So what’s this about MojoPac? My friend Leigh Wardle e-mailed me yesterday to tell me he had Surfulater running on a USB stick using a new product called MojoPac and my reaction was wow, followed by how! I couldn’t see how they could protect licensed software from being pirated by copying the MojoPac installation. I told Leigh of my concerns and he promptly e-mailed me back an excerpt from their Web site that indicated the software was protected by locking it to the serial number of the USB device, and therefore copying it to another USB stick wouldn’t work. I thought ok that sounds great I really need to give this thing a try. Unfortunately it was downhill from there.

I duly registered on the MojoPac web site and downloaded the software. My first problem was that I wasn’t able to install it on my 1G Corsair Flash Voyager USB stick because it doesn’t have a serial number. That’s fine and good, as without a serial number they can’t provide the protection software developers need.

I tried another USB device and it worked a treat. Start it up and you get a clean, brand spanking new instance of Windows XP running. I have to tell you I was impressed, and still am.

Next I installed Surfulater and after a small hiccup it installed and ran perfectly. I exited MojoPac, moved the USB device to another PC and started it there and again it worked a treat. Next I activated the Surfulater license to get it from a Trial Version to a Full Version and did some more testing, which all went fine.

Then I moved the USB drive back to the original PC, started MojoPac and Surfulater and Surfulater ran as a Free Trial when it should have been fully licensed! This is problem number one. In essence any software that uses protection techniques that check for various installed hardware will likely not work with MojoPac, as it stands. This is because a MojoPac system includes a mix of the underlying PC’s hardware plus its own emulated or virtual hardware. To resolve this the underlying hardware should not be visible in MojoPac. I think you’ll find a fair bit of commercial software won’t work, because of this. But things get worse.
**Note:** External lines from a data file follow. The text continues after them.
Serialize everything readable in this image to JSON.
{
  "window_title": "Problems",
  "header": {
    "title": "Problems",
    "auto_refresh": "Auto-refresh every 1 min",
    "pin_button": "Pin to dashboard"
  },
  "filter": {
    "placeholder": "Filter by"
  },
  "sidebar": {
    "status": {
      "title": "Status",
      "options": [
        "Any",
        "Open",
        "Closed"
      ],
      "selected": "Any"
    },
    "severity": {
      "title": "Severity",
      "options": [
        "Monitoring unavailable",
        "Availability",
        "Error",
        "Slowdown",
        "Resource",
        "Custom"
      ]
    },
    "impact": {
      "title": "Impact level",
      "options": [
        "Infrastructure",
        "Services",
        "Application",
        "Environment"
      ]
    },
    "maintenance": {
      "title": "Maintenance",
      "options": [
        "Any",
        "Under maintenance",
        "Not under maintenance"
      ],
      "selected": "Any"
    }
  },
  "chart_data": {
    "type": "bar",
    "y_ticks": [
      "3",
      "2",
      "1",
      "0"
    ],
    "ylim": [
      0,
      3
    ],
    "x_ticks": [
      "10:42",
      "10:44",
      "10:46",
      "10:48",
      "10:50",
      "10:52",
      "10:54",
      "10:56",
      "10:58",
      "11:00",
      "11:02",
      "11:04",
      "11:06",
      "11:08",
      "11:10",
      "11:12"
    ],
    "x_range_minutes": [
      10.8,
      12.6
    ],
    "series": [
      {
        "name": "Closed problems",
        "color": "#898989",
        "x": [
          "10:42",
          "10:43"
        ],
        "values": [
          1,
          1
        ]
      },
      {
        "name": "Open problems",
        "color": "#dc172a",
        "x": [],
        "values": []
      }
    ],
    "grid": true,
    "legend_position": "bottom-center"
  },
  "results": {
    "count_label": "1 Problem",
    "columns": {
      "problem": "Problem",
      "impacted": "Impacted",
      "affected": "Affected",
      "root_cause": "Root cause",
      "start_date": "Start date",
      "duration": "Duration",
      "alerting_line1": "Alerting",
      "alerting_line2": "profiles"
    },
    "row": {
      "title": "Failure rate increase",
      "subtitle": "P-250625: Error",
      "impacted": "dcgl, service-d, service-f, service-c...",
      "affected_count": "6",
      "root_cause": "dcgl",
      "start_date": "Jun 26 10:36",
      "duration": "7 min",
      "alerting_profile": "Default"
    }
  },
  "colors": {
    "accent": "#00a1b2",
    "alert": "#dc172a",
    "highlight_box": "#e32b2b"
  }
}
I kept thinking that relying on a serial number alone to protect MojoPac and all the licensed software installed therein couldn’t be adequate and it didn’t take long to prove that I was right.
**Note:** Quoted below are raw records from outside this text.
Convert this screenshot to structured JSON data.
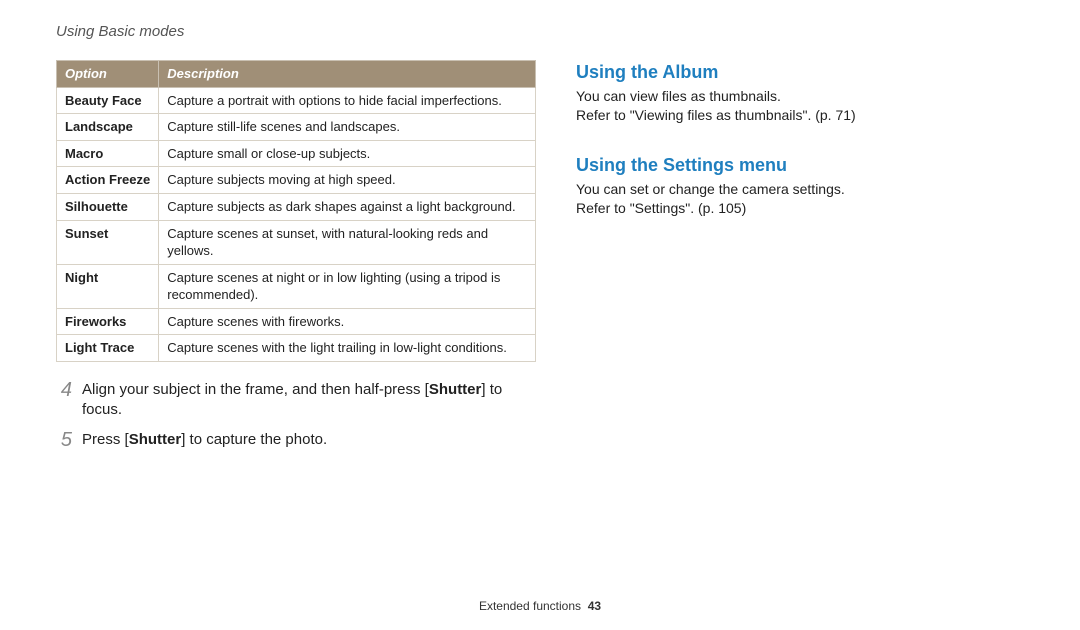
{
  "breadcrumb": "Using Basic modes",
  "table": {
    "headers": [
      "Option",
      "Description"
    ],
    "rows": [
      [
        "Beauty Face",
        "Capture a portrait with options to hide facial imperfections."
      ],
      [
        "Landscape",
        "Capture still-life scenes and landscapes."
      ],
      [
        "Macro",
        "Capture small or close-up subjects."
      ],
      [
        "Action Freeze",
        "Capture subjects moving at high speed."
      ],
      [
        "Silhouette",
        "Capture subjects as dark shapes against a light background."
      ],
      [
        "Sunset",
        "Capture scenes at sunset, with natural-looking reds and yellows."
      ],
      [
        "Night",
        "Capture scenes at night or in low lighting (using a tripod is recommended)."
      ],
      [
        "Fireworks",
        "Capture scenes with fireworks."
      ],
      [
        "Light Trace",
        "Capture scenes with the light trailing in low-light conditions."
      ]
    ]
  },
  "steps": [
    {
      "num": "4",
      "pre": "Align your subject in the frame, and then half-press [",
      "bold": "Shutter",
      "post": "] to focus."
    },
    {
      "num": "5",
      "pre": "Press [",
      "bold": "Shutter",
      "post": "] to capture the photo."
    }
  ],
  "sections": [
    {
      "heading": "Using the Album",
      "line1": "You can view files as thumbnails.",
      "line2": "Refer to \"Viewing files as thumbnails\". (p. 71)"
    },
    {
      "heading": "Using the Settings menu",
      "line1": "You can set or change the camera settings.",
      "line2": "Refer to \"Settings\". (p. 105)"
    }
  ],
  "footer": {
    "label": "Extended functions",
    "page": "43"
  }
}
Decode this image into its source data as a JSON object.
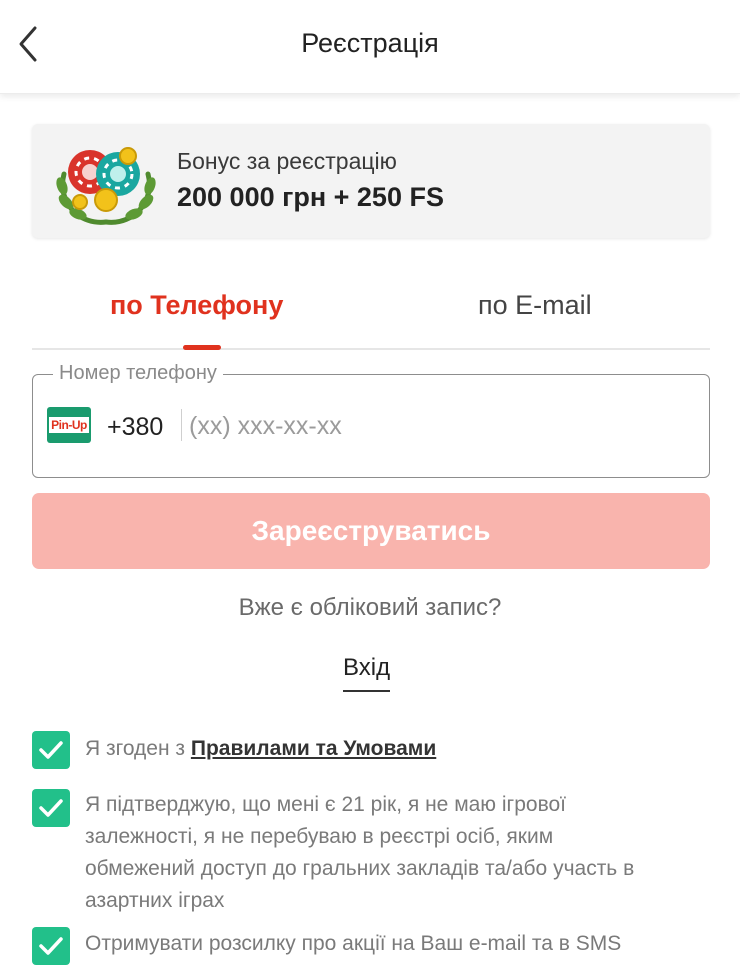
{
  "header": {
    "title": "Реєстрація",
    "back_icon": "chevron-left-icon"
  },
  "bonus": {
    "icon": "casino-chips-wreath-icon",
    "label": "Бонус за реєстрацію",
    "value": "200 000 грн + 250 FS"
  },
  "tabs": [
    {
      "label": "по Телефону",
      "active": true
    },
    {
      "label": "по E-mail",
      "active": false
    }
  ],
  "phone_field": {
    "legend": "Номер телефону",
    "logo_text": "Pin-Up",
    "country_code": "+380",
    "placeholder": "(xx) xxx-xx-xx",
    "value": ""
  },
  "register_button": {
    "label": "Зареєструватись"
  },
  "login": {
    "prompt": "Вже є обліковий запис?",
    "link_label": "Вхід"
  },
  "checkboxes": [
    {
      "checked": true,
      "prefix": "Я згоден з ",
      "link": "Правилами та Умовами"
    },
    {
      "checked": true,
      "line1": "Я підтверджую, що мені є 21 рік, я не маю ігрової",
      "line2": "залежності, я не перебуваю в реєстрі осіб, яким",
      "line3": "обмежений доступ до гральних закладів та/або участь в",
      "line4": "азартних іграх"
    },
    {
      "checked": true,
      "text": "Отримувати розсилку про акції на Ваш e-mail та в SMS"
    }
  ],
  "colors": {
    "accent_red": "#e0321e",
    "button_disabled": "#f9b4ad",
    "checkbox_green": "#22c08a",
    "card_bg": "#f3f3f3"
  }
}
I went back to my original Corsair USB stick (without a serial number) and installed a virtual drive. This looks to Windows like a real drive and includes a serial number. MojoPac installed and ran fine on this, and my initial reaction was great. But then reality set in. I can copy this virtual drive to another USB stick or hard drive, or post it on the Internet for others to use, and MojoPac works.

This means that MojoPac itself is easy to copy (pirate) and use without paying for it, but the far bigger problem for me as a commercial software developer, is that it makes my software just as easy to copy and use for free. Surfulater won’t run on a different hardware configuration as I mentioned above, which is a MojoPac failing they need to resolve, but other licensed software I tried works perfectly.
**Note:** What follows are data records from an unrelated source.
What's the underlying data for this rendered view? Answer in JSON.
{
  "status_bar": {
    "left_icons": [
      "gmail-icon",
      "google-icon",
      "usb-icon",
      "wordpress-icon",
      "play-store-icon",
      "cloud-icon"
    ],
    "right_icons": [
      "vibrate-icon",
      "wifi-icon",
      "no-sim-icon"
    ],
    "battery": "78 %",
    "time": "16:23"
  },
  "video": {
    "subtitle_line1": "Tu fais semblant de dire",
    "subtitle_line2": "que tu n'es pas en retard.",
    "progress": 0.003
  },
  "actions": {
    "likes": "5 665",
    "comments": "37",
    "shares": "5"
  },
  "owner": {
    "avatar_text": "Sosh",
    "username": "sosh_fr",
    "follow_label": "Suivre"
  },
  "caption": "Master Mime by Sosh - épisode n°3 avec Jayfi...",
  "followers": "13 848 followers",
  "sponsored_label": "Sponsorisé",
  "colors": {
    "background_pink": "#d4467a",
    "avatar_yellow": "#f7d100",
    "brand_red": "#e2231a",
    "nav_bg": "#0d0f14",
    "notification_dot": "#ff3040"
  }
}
I really don’t want to rain on their parade as I see MojoPac has great potential if these issues can be resolved, but my feeling is that the underlying issues will be difficult to fix. The MojoPac Web site tells us they’ve got some very clever people working there and they are nicely cashed up with VC Funds, so resources shouldn’t be a problem (yeah I’m jealous I know). As things stand right now they need to take some urgent action before they get into serious hot water. If it were my product I’d remove it from the market untiil I could address these issues.

There also seems to be discontentment brewing over on the MojoPac Support Forums, with company representatives AWOL. Hopefully they’ll return soon.